(Collected data entries)
===============

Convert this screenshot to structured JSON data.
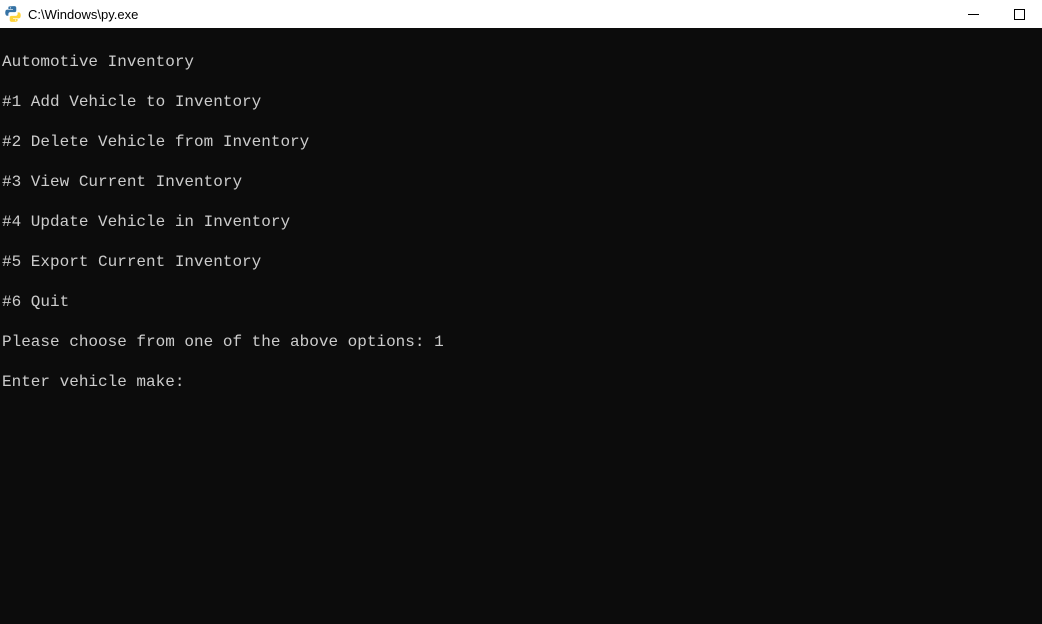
{
  "window": {
    "title": "C:\\Windows\\py.exe"
  },
  "terminal": {
    "lines": [
      "Automotive Inventory",
      "#1 Add Vehicle to Inventory",
      "#2 Delete Vehicle from Inventory",
      "#3 View Current Inventory",
      "#4 Update Vehicle in Inventory",
      "#5 Export Current Inventory",
      "#6 Quit"
    ],
    "prompt1_label": "Please choose from one of the above options: ",
    "prompt1_value": "1",
    "prompt2_label": "Enter vehicle make: ",
    "prompt2_value": ""
  }
}
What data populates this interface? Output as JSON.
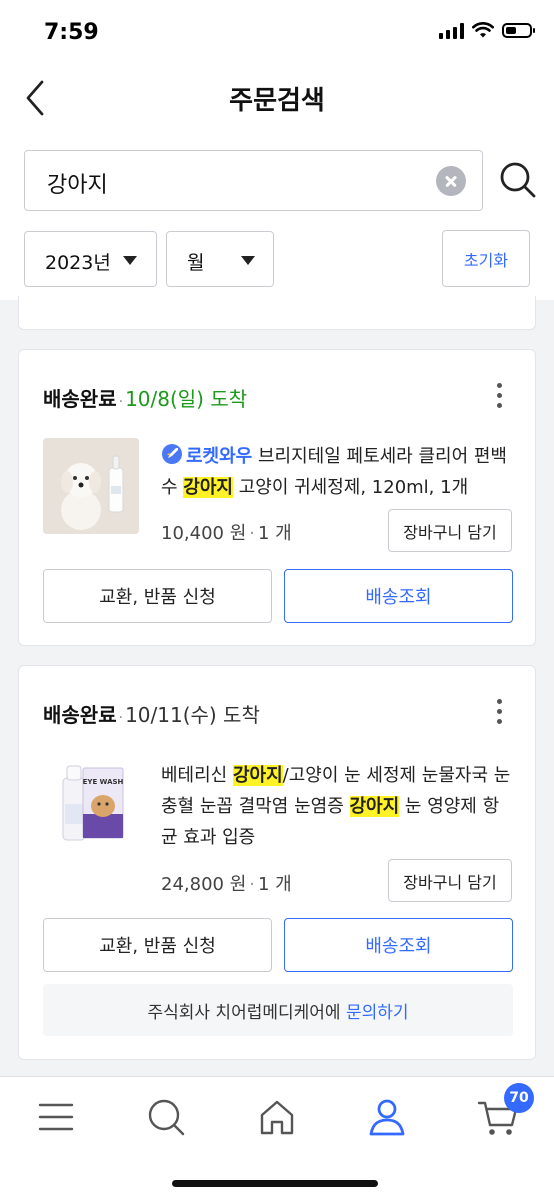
{
  "status_bar": {
    "time": "7:59"
  },
  "header": {
    "title": "주문검색"
  },
  "search": {
    "value": "강아지"
  },
  "filters": {
    "year": "2023년",
    "month": "월",
    "reset_label": "초기화"
  },
  "orders": [
    {
      "status": "배송완료",
      "date": "10/8(일) 도착",
      "product": {
        "badge": "로켓와우",
        "name_before": "브리지테일 페토세라 클리어 편백수 ",
        "highlight": "강아지",
        "name_after": " 고양이 귀세정제, 120ml, 1개"
      },
      "price": "10,400 원",
      "qty": "1 개",
      "add_to_cart": "장바구니 담기",
      "exchange_label": "교환, 반품 신청",
      "tracking_label": "배송조회"
    },
    {
      "status": "배송완료",
      "date": "10/11(수) 도착",
      "product": {
        "part1": "베테리신 ",
        "hl1": "강아지",
        "part2": "/고양이 눈 세정제 눈물자국 눈충혈 눈꼽 결막염 눈염증 ",
        "hl2": "강아지",
        "part3": " 눈 영양제 항균 효과 입증",
        "pack_text": "EYE WASH"
      },
      "price": "24,800 원",
      "qty": "1 개",
      "add_to_cart": "장바구니 담기",
      "exchange_label": "교환, 반품 신청",
      "tracking_label": "배송조회",
      "inquiry_seller": "주식회사 치어럽메디케어에 ",
      "inquiry_link": "문의하기"
    }
  ],
  "bottom_nav": {
    "cart_count": "70"
  },
  "colors": {
    "accent": "#346aff",
    "arrival_green": "#1b9a1b",
    "highlight": "#fff226"
  }
}
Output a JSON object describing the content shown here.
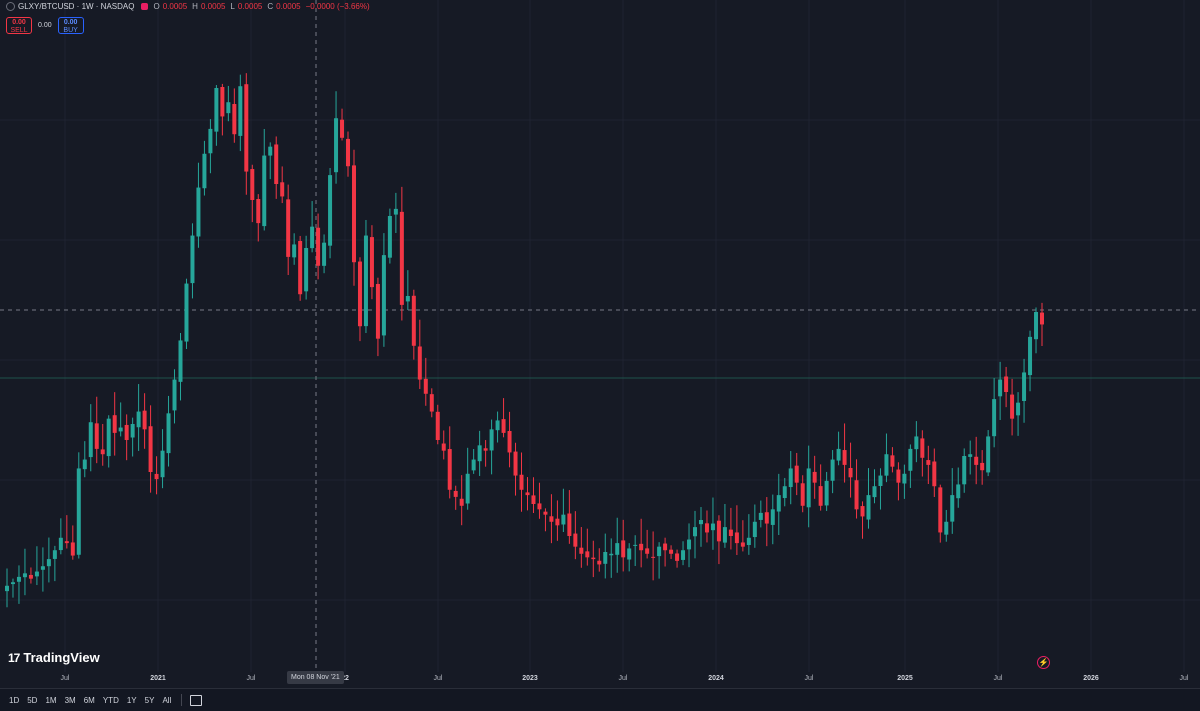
{
  "header": {
    "symbol": "GLXY/BTCUSD · 1W · NASDAQ",
    "open_label": "O",
    "open": "0.0005",
    "high_label": "H",
    "high": "0.0005",
    "low_label": "L",
    "low": "0.0005",
    "close_label": "C",
    "close": "0.0005",
    "change": "−0.0000 (−3.66%)"
  },
  "trade": {
    "sell_price": "0.00",
    "sell_label": "SELL",
    "spread": "0.00",
    "buy_price": "0.00",
    "buy_label": "BUY"
  },
  "brand": {
    "mark": "17",
    "name": "TradingView"
  },
  "crosshair_label": "Mon 08 Nov '21",
  "x_axis_labels": [
    {
      "text": "Jul",
      "year": false
    },
    {
      "text": "2021",
      "year": true
    },
    {
      "text": "Jul",
      "year": false
    },
    {
      "text": "22",
      "year": true
    },
    {
      "text": "Jul",
      "year": false
    },
    {
      "text": "2023",
      "year": true
    },
    {
      "text": "Jul",
      "year": false
    },
    {
      "text": "2024",
      "year": true
    },
    {
      "text": "Jul",
      "year": false
    },
    {
      "text": "2025",
      "year": true
    },
    {
      "text": "Jul",
      "year": false
    },
    {
      "text": "2026",
      "year": true
    },
    {
      "text": "Jul",
      "year": false
    }
  ],
  "ranges": [
    "1D",
    "5D",
    "1M",
    "3M",
    "6M",
    "YTD",
    "1Y",
    "5Y",
    "All"
  ],
  "icons": {
    "calendar": "calendar-range-icon",
    "bolt": "lightning-icon",
    "visibility": "eye-icon"
  },
  "colors": {
    "up": "#26a69a",
    "down": "#f23645",
    "background": "#161a25",
    "grid": "#1f2331"
  },
  "chart_data": {
    "type": "candlestick",
    "interval": "1W",
    "title": "GLXY/BTCUSD · 1W · NASDAQ",
    "x_start": "2020-05",
    "x_end": "2025-09",
    "y_scale": "relative (no price axis shown)",
    "series": [
      {
        "name": "GLXY/BTCUSD",
        "shape": "approx weekly closes (relative units)",
        "values": [
          5.8,
          6.0,
          6.3,
          6.5,
          6.2,
          6.6,
          6.9,
          7.3,
          7.8,
          8.5,
          8.2,
          7.5,
          12.4,
          12.9,
          15.0,
          13.5,
          13.2,
          15.2,
          14.4,
          14.7,
          14.0,
          14.9,
          15.6,
          14.6,
          12.2,
          11.8,
          13.4,
          15.5,
          17.4,
          19.6,
          22.8,
          25.5,
          28.2,
          30.1,
          31.5,
          33.8,
          32.2,
          33.0,
          31.2,
          33.9,
          29.1,
          27.5,
          26.2,
          30.0,
          30.5,
          28.4,
          27.7,
          24.3,
          25.0,
          22.2,
          24.8,
          26.0,
          23.8,
          25.1,
          28.9,
          32.1,
          31.0,
          29.4,
          24.0,
          20.4,
          25.5,
          22.6,
          19.7,
          24.4,
          26.6,
          27.0,
          21.6,
          22.1,
          19.3,
          17.4,
          16.6,
          15.6,
          14.0,
          13.4,
          11.2,
          10.8,
          10.3,
          12.1,
          12.9,
          13.7,
          13.4,
          14.6,
          15.1,
          14.4,
          13.3,
          12.0,
          11.2,
          10.9,
          10.4,
          10.1,
          9.8,
          9.4,
          9.2,
          9.8,
          8.6,
          8.0,
          7.6,
          7.4,
          7.3,
          7.0,
          7.7,
          7.6,
          8.2,
          7.4,
          7.9,
          8.1,
          7.8,
          7.6,
          7.4,
          8.0,
          7.8,
          7.6,
          7.2,
          7.8,
          8.4,
          9.1,
          9.5,
          8.8,
          9.3,
          8.3,
          9.1,
          8.6,
          8.2,
          8.0,
          8.5,
          9.4,
          9.9,
          9.3,
          10.1,
          10.9,
          11.4,
          12.4,
          11.6,
          10.3,
          12.4,
          11.6,
          10.3,
          11.7,
          12.9,
          13.5,
          12.6,
          11.9,
          10.1,
          9.7,
          10.9,
          11.4,
          12.0,
          13.2,
          12.5,
          11.6,
          12.1,
          13.5,
          14.2,
          13.0,
          12.6,
          11.4,
          8.8,
          9.4,
          10.9,
          11.5,
          13.1,
          13.2,
          12.6,
          12.3,
          14.2,
          16.3,
          17.4,
          16.7,
          15.2,
          16.1,
          17.8,
          19.8,
          21.2,
          20.5
        ]
      }
    ]
  }
}
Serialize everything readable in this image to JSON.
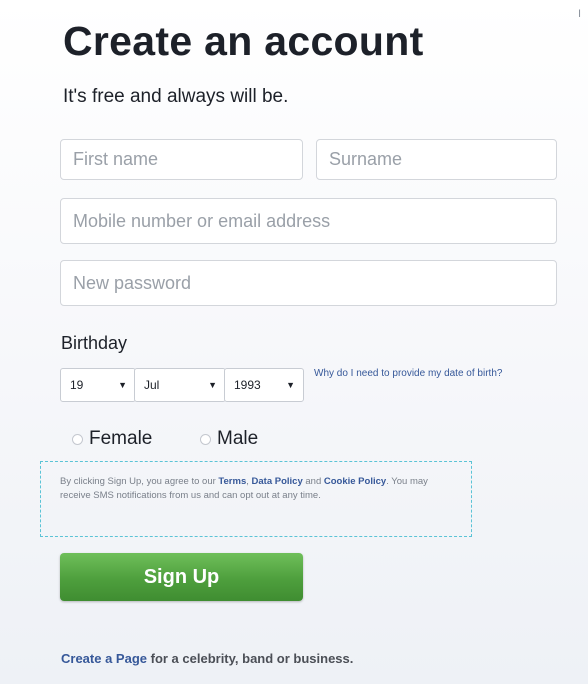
{
  "header": {
    "title": "Create an account",
    "subtitle": "It's free and always will be.",
    "corner_mark": "I"
  },
  "form": {
    "first_name_placeholder": "First name",
    "surname_placeholder": "Surname",
    "contact_placeholder": "Mobile number or email address",
    "password_placeholder": "New password",
    "birthday_label": "Birthday",
    "day_value": "19",
    "month_value": "Jul",
    "year_value": "1993",
    "why_link": "Why do I need to provide my date of birth?",
    "gender_female": "Female",
    "gender_male": "Male"
  },
  "terms": {
    "text_1": "By clicking Sign Up, you agree to our ",
    "terms_link": "Terms",
    "sep": ", ",
    "data_policy_link": "Data Policy",
    "and": " and ",
    "cookie_policy_link": "Cookie Policy",
    "text_2": ". You may receive SMS notifications from us and can opt out at any time."
  },
  "actions": {
    "signup_label": "Sign Up"
  },
  "footer": {
    "create_page_link": "Create a Page",
    "create_page_text": " for a celebrity, band or business."
  },
  "colors": {
    "link": "#365899",
    "signup_green": "#4e9f3d",
    "dashed_border": "#5bc3d6"
  }
}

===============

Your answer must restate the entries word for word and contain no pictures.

• [Result for this task]
Convert this screenshot to structured JSON data.
{
  "window": {
    "title": "C:\\Windows\\py.exe"
  },
  "terminal": {
    "lines": [
      "Automotive Inventory",
      "#1 Add Vehicle to Inventory",
      "#2 Delete Vehicle from Inventory",
      "#3 View Current Inventory",
      "#4 Update Vehicle in Inventory",
      "#5 Export Current Inventory",
      "#6 Quit"
    ],
    "prompt1_label": "Please choose from one of the above options: ",
    "prompt1_value": "1",
    "prompt2_label": "Enter vehicle make: ",
    "prompt2_value": ""
  }
}
What data populates this interface? Output as JSON.
{
  "status_bar": {
    "time": "7:59"
  },
  "header": {
    "title": "주문검색"
  },
  "search": {
    "value": "강아지"
  },
  "filters": {
    "year": "2023년",
    "month": "월",
    "reset_label": "초기화"
  },
  "orders": [
    {
      "status": "배송완료",
      "date": "10/8(일) 도착",
      "product": {
        "badge": "로켓와우",
        "name_before": "브리지테일 페토세라 클리어 편백수 ",
        "highlight": "강아지",
        "name_after": " 고양이 귀세정제, 120ml, 1개"
      },
      "price": "10,400 원",
      "qty": "1 개",
      "add_to_cart": "장바구니 담기",
      "exchange_label": "교환, 반품 신청",
      "tracking_label": "배송조회"
    },
    {
      "status": "배송완료",
      "date": "10/11(수) 도착",
      "product": {
        "part1": "베테리신 ",
        "hl1": "강아지",
        "part2": "/고양이 눈 세정제 눈물자국 눈충혈 눈꼽 결막염 눈염증 ",
        "hl2": "강아지",
        "part3": " 눈 영양제 항균 효과 입증",
        "pack_text": "EYE WASH"
      },
      "price": "24,800 원",
      "qty": "1 개",
      "add_to_cart": "장바구니 담기",
      "exchange_label": "교환, 반품 신청",
      "tracking_label": "배송조회",
      "inquiry_seller": "주식회사 치어럽메디케어에 ",
      "inquiry_link": "문의하기"
    }
  ],
  "bottom_nav": {
    "cart_count": "70"
  },
  "colors": {
    "accent": "#346aff",
    "arrival_green": "#1b9a1b",
    "highlight": "#fff226"
  }
}
Output a JSON object describing the content shown here.
{
  "header": {
    "symbol": "GLXY/BTCUSD · 1W · NASDAQ",
    "open_label": "O",
    "open": "0.0005",
    "high_label": "H",
    "high": "0.0005",
    "low_label": "L",
    "low": "0.0005",
    "close_label": "C",
    "close": "0.0005",
    "change": "−0.0000 (−3.66%)"
  },
  "trade": {
    "sell_price": "0.00",
    "sell_label": "SELL",
    "spread": "0.00",
    "buy_price": "0.00",
    "buy_label": "BUY"
  },
  "brand": {
    "mark": "17",
    "name": "TradingView"
  },
  "crosshair_label": "Mon 08 Nov '21",
  "x_axis_labels": [
    {
      "text": "Jul",
      "year": false
    },
    {
      "text": "2021",
      "year": true
    },
    {
      "text": "Jul",
      "year": false
    },
    {
      "text": "22",
      "year": true
    },
    {
      "text": "Jul",
      "year": false
    },
    {
      "text": "2023",
      "year": true
    },
    {
      "text": "Jul",
      "year": false
    },
    {
      "text": "2024",
      "year": true
    },
    {
      "text": "Jul",
      "year": false
    },
    {
      "text": "2025",
      "year": true
    },
    {
      "text": "Jul",
      "year": false
    },
    {
      "text": "2026",
      "year": true
    },
    {
      "text": "Jul",
      "year": false
    }
  ],
  "ranges": [
    "1D",
    "5D",
    "1M",
    "3M",
    "6M",
    "YTD",
    "1Y",
    "5Y",
    "All"
  ],
  "icons": {
    "calendar": "calendar-range-icon",
    "bolt": "lightning-icon",
    "visibility": "eye-icon"
  },
  "colors": {
    "up": "#26a69a",
    "down": "#f23645",
    "background": "#161a25",
    "grid": "#1f2331"
  },
  "chart_data": {
    "type": "candlestick",
    "interval": "1W",
    "title": "GLXY/BTCUSD · 1W · NASDAQ",
    "x_start": "2020-05",
    "x_end": "2025-09",
    "y_scale": "relative (no price axis shown)",
    "series": [
      {
        "name": "GLXY/BTCUSD",
        "shape": "approx weekly closes (relative units)",
        "values": [
          5.8,
          6.0,
          6.3,
          6.5,
          6.2,
          6.6,
          6.9,
          7.3,
          7.8,
          8.5,
          8.2,
          7.5,
          12.4,
          12.9,
          15.0,
          13.5,
          13.2,
          15.2,
          14.4,
          14.7,
          14.0,
          14.9,
          15.6,
          14.6,
          12.2,
          11.8,
          13.4,
          15.5,
          17.4,
          19.6,
          22.8,
          25.5,
          28.2,
          30.1,
          31.5,
          33.8,
          32.2,
          33.0,
          31.2,
          33.9,
          29.1,
          27.5,
          26.2,
          30.0,
          30.5,
          28.4,
          27.7,
          24.3,
          25.0,
          22.2,
          24.8,
          26.0,
          23.8,
          25.1,
          28.9,
          32.1,
          31.0,
          29.4,
          24.0,
          20.4,
          25.5,
          22.6,
          19.7,
          24.4,
          26.6,
          27.0,
          21.6,
          22.1,
          19.3,
          17.4,
          16.6,
          15.6,
          14.0,
          13.4,
          11.2,
          10.8,
          10.3,
          12.1,
          12.9,
          13.7,
          13.4,
          14.6,
          15.1,
          14.4,
          13.3,
          12.0,
          11.2,
          10.9,
          10.4,
          10.1,
          9.8,
          9.4,
          9.2,
          9.8,
          8.6,
          8.0,
          7.6,
          7.4,
          7.3,
          7.0,
          7.7,
          7.6,
          8.2,
          7.4,
          7.9,
          8.1,
          7.8,
          7.6,
          7.4,
          8.0,
          7.8,
          7.6,
          7.2,
          7.8,
          8.4,
          9.1,
          9.5,
          8.8,
          9.3,
          8.3,
          9.1,
          8.6,
          8.2,
          8.0,
          8.5,
          9.4,
          9.9,
          9.3,
          10.1,
          10.9,
          11.4,
          12.4,
          11.6,
          10.3,
          12.4,
          11.6,
          10.3,
          11.7,
          12.9,
          13.5,
          12.6,
          11.9,
          10.1,
          9.7,
          10.9,
          11.4,
          12.0,
          13.2,
          12.5,
          11.6,
          12.1,
          13.5,
          14.2,
          13.0,
          12.6,
          11.4,
          8.8,
          9.4,
          10.9,
          11.5,
          13.1,
          13.2,
          12.6,
          12.3,
          14.2,
          16.3,
          17.4,
          16.7,
          15.2,
          16.1,
          17.8,
          19.8,
          21.2,
          20.5
        ]
      }
    ]
  }
}
Serialize everything readable in this image to JSON.
{
  "header": {
    "title": "Create an account",
    "subtitle": "It's free and always will be.",
    "corner_mark": "I"
  },
  "form": {
    "first_name_placeholder": "First name",
    "surname_placeholder": "Surname",
    "contact_placeholder": "Mobile number or email address",
    "password_placeholder": "New password",
    "birthday_label": "Birthday",
    "day_value": "19",
    "month_value": "Jul",
    "year_value": "1993",
    "why_link": "Why do I need to provide my date of birth?",
    "gender_female": "Female",
    "gender_male": "Male"
  },
  "terms": {
    "text_1": "By clicking Sign Up, you agree to our ",
    "terms_link": "Terms",
    "sep": ", ",
    "data_policy_link": "Data Policy",
    "and": " and ",
    "cookie_policy_link": "Cookie Policy",
    "text_2": ". You may receive SMS notifications from us and can opt out at any time."
  },
  "actions": {
    "signup_label": "Sign Up"
  },
  "footer": {
    "create_page_link": "Create a Page",
    "create_page_text": " for a celebrity, band or business."
  },
  "colors": {
    "link": "#365899",
    "signup_green": "#4e9f3d",
    "dashed_border": "#5bc3d6"
  }
}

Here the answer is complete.